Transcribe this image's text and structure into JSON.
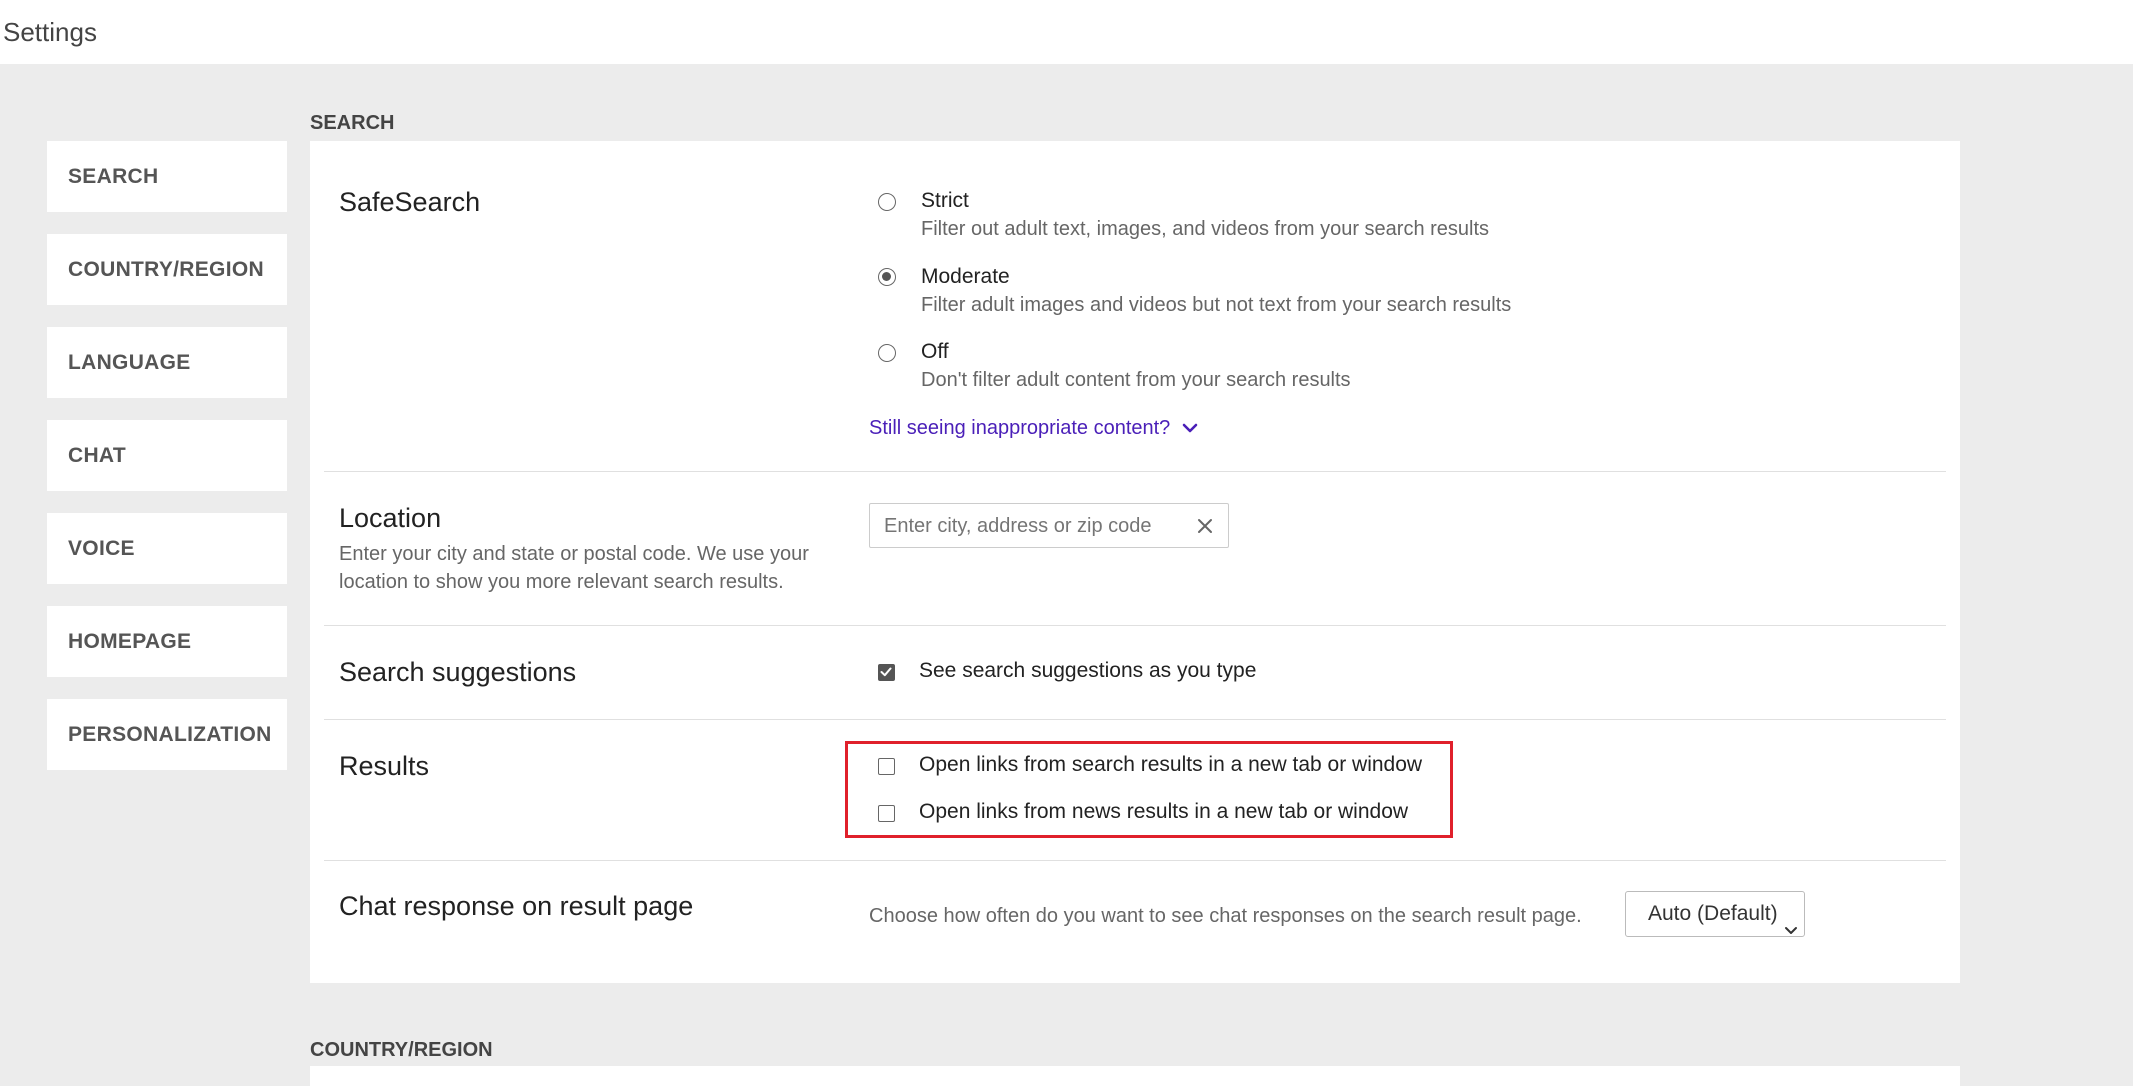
{
  "window": {
    "title": "Settings"
  },
  "nav": {
    "items": [
      {
        "label": "SEARCH"
      },
      {
        "label": "COUNTRY/REGION"
      },
      {
        "label": "LANGUAGE"
      },
      {
        "label": "CHAT"
      },
      {
        "label": "VOICE"
      },
      {
        "label": "HOMEPAGE"
      },
      {
        "label": "PERSONALIZATION"
      }
    ]
  },
  "search_section": {
    "heading": "SEARCH",
    "safesearch": {
      "label": "SafeSearch",
      "options": [
        {
          "title": "Strict",
          "description": "Filter out adult text, images, and videos from your search results",
          "selected": false
        },
        {
          "title": "Moderate",
          "description": "Filter adult images and videos but not text from your search results",
          "selected": true
        },
        {
          "title": "Off",
          "description": "Don't filter adult content from your search results",
          "selected": false
        }
      ],
      "more_link": "Still seeing inappropriate content?"
    },
    "location": {
      "label": "Location",
      "description": "Enter your city and state or postal code. We use your location to show you more relevant search results.",
      "input_value": "",
      "input_placeholder": "Enter city, address or zip code"
    },
    "suggestions": {
      "label": "Search suggestions",
      "checkbox_label": "See search suggestions as you type",
      "checked": true
    },
    "results": {
      "label": "Results",
      "options": [
        {
          "label": "Open links from search results in a new tab or window",
          "checked": false
        },
        {
          "label": "Open links from news results in a new tab or window",
          "checked": false
        }
      ]
    },
    "chat_response": {
      "label": "Chat response on result page",
      "description": "Choose how often do you want to see chat responses on the search result page.",
      "selected_value": "Auto (Default)"
    }
  },
  "country_section": {
    "heading": "COUNTRY/REGION"
  },
  "colors": {
    "link": "#4a1fb8",
    "highlight": "#e0202b",
    "page_bg": "#ececec"
  }
}
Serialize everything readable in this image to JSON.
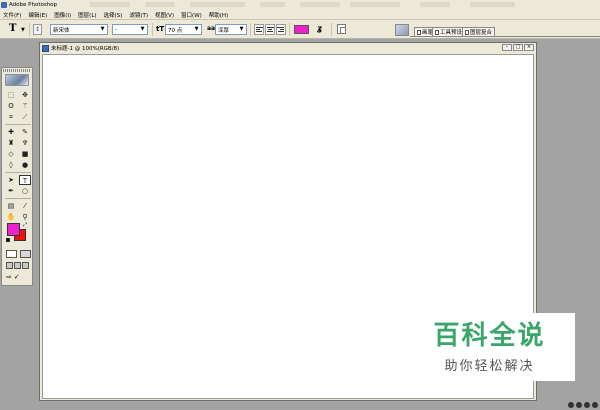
{
  "titlebar": {
    "title": "Adobe Photoshop"
  },
  "menubar": {
    "items": [
      "文件(F)",
      "编辑(E)",
      "图像(I)",
      "图层(L)",
      "选择(S)",
      "滤镜(T)",
      "视图(V)",
      "窗口(W)",
      "帮助(H)"
    ]
  },
  "options": {
    "tool_glyph": "T",
    "font_family": "新宋体",
    "font_style": "-",
    "font_size": "70 点",
    "antialias": "浑厚",
    "aa_label": "aa",
    "text_color": "#ee22cc",
    "icons": {
      "tool": "text-tool-icon",
      "orientation": "text-orientation-icon",
      "size": "font-size-icon",
      "align_left": "align-left-icon",
      "align_center": "align-center-icon",
      "align_right": "align-right-icon",
      "warp": "warp-text-icon",
      "palettes": "toggle-palettes-icon"
    }
  },
  "palette_well": {
    "tabs": [
      "画笔",
      "工具预设",
      "图层复合"
    ]
  },
  "toolbox": {
    "foreground_color": "#ee22cc",
    "background_color": "#ee1111"
  },
  "document": {
    "title": "未标题-1 @ 100%(RGB/8)"
  },
  "watermark": {
    "title": "百科全说",
    "subtitle": "助你轻松解决"
  }
}
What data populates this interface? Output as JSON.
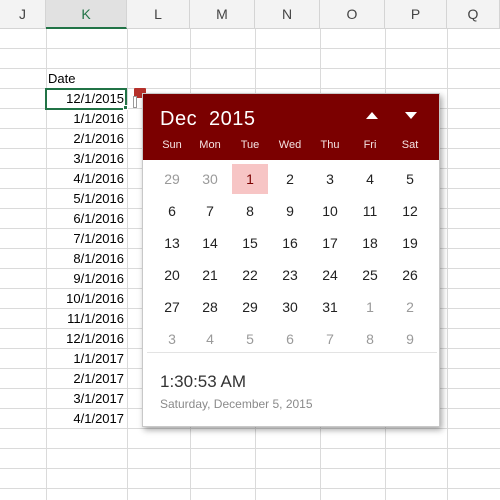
{
  "spreadsheet": {
    "columns": [
      "J",
      "K",
      "L",
      "M",
      "N",
      "O",
      "P",
      "Q"
    ],
    "active_column": "K",
    "header_cell": "Date",
    "dates": [
      "12/1/2015",
      "1/1/2016",
      "2/1/2016",
      "3/1/2016",
      "4/1/2016",
      "5/1/2016",
      "6/1/2016",
      "7/1/2016",
      "8/1/2016",
      "9/1/2016",
      "10/1/2016",
      "11/1/2016",
      "12/1/2016",
      "1/1/2017",
      "2/1/2017",
      "3/1/2017",
      "4/1/2017"
    ]
  },
  "picker": {
    "month": "Dec",
    "year": "2015",
    "prev_icon": "triangle-up-icon",
    "next_icon": "triangle-down-icon",
    "weekdays": [
      "Sun",
      "Mon",
      "Tue",
      "Wed",
      "Thu",
      "Fri",
      "Sat"
    ],
    "weeks": [
      [
        "29",
        "30",
        "1",
        "2",
        "3",
        "4",
        "5"
      ],
      [
        "6",
        "7",
        "8",
        "9",
        "10",
        "11",
        "12"
      ],
      [
        "13",
        "14",
        "15",
        "16",
        "17",
        "18",
        "19"
      ],
      [
        "20",
        "21",
        "22",
        "23",
        "24",
        "25",
        "26"
      ],
      [
        "27",
        "28",
        "29",
        "30",
        "31",
        "1",
        "2"
      ],
      [
        "3",
        "4",
        "5",
        "6",
        "7",
        "8",
        "9"
      ]
    ],
    "muted": [
      [
        true,
        true,
        false,
        false,
        false,
        false,
        false
      ],
      [
        false,
        false,
        false,
        false,
        false,
        false,
        false
      ],
      [
        false,
        false,
        false,
        false,
        false,
        false,
        false
      ],
      [
        false,
        false,
        false,
        false,
        false,
        false,
        false
      ],
      [
        false,
        false,
        false,
        false,
        false,
        true,
        true
      ],
      [
        true,
        true,
        true,
        true,
        true,
        true,
        true
      ]
    ],
    "selected_day": "1",
    "time": "1:30:53 AM",
    "long_date": "Saturday, December 5, 2015"
  },
  "colors": {
    "header_bg": "#7b0000",
    "selected_bg": "#f7c5c5",
    "excel_green": "#217346"
  }
}
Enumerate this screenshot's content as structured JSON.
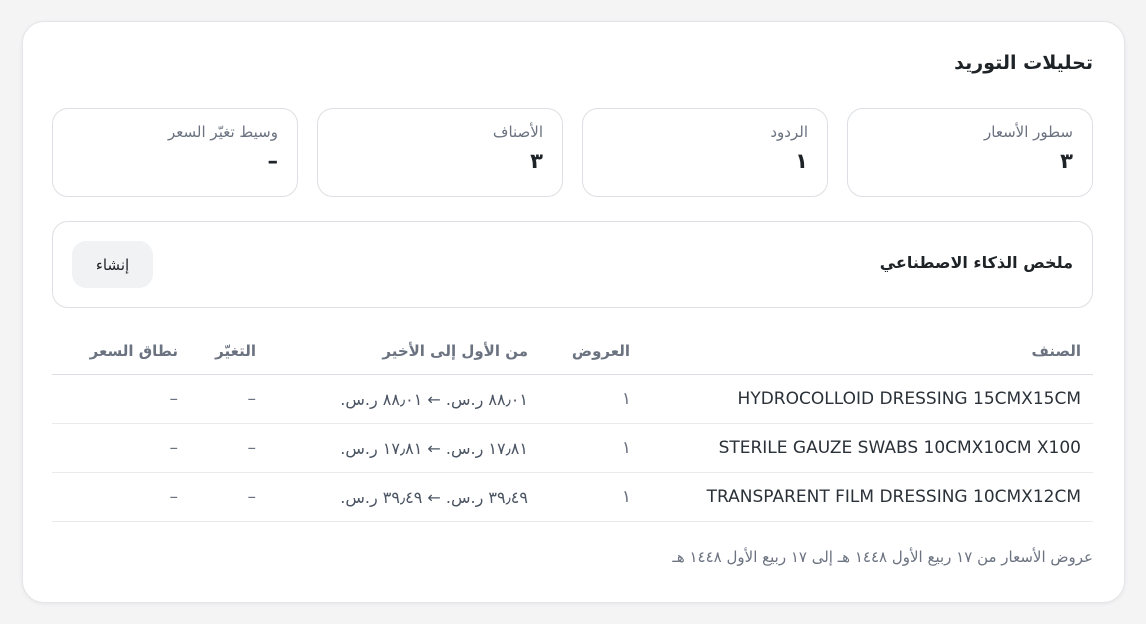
{
  "title": "تحليلات التوريد",
  "stats": [
    {
      "label": "سطور الأسعار",
      "value": "٣"
    },
    {
      "label": "الردود",
      "value": "١"
    },
    {
      "label": "الأصناف",
      "value": "٣"
    },
    {
      "label": "وسيط تغيّر السعر",
      "value": "–"
    }
  ],
  "ai_summary": {
    "title": "ملخص الذكاء الاصطناعي",
    "button_label": "إنشاء"
  },
  "table": {
    "headers": {
      "item": "الصنف",
      "offers": "العروض",
      "range": "من الأول إلى الأخير",
      "change": "التغيّر",
      "band": "نطاق السعر"
    },
    "rows": [
      {
        "item": "HYDROCOLLOID DRESSING 15CMX15CM",
        "offers": "١",
        "range": "٨٨٫٠١ ر.س. ← ٨٨٫٠١ ر.س.",
        "change": "–",
        "band": "–"
      },
      {
        "item": "STERILE GAUZE SWABS 10CMX10CM X100",
        "offers": "١",
        "range": "١٧٫٨١ ر.س. ← ١٧٫٨١ ر.س.",
        "change": "–",
        "band": "–"
      },
      {
        "item": "TRANSPARENT FILM DRESSING 10CMX12CM",
        "offers": "١",
        "range": "٣٩٫٤٩ ر.س. ← ٣٩٫٤٩ ر.س.",
        "change": "–",
        "band": "–"
      }
    ]
  },
  "footer": "عروض الأسعار من ١٧ ربيع الأول ١٤٤٨ هـ إلى ١٧ ربيع الأول ١٤٤٨ هـ"
}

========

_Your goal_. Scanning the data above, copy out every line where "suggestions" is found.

_Answer to the problem_.
    "suggestions": {
      "label": "Search suggestions",
      "checkbox_label": "See search suggestions as you type",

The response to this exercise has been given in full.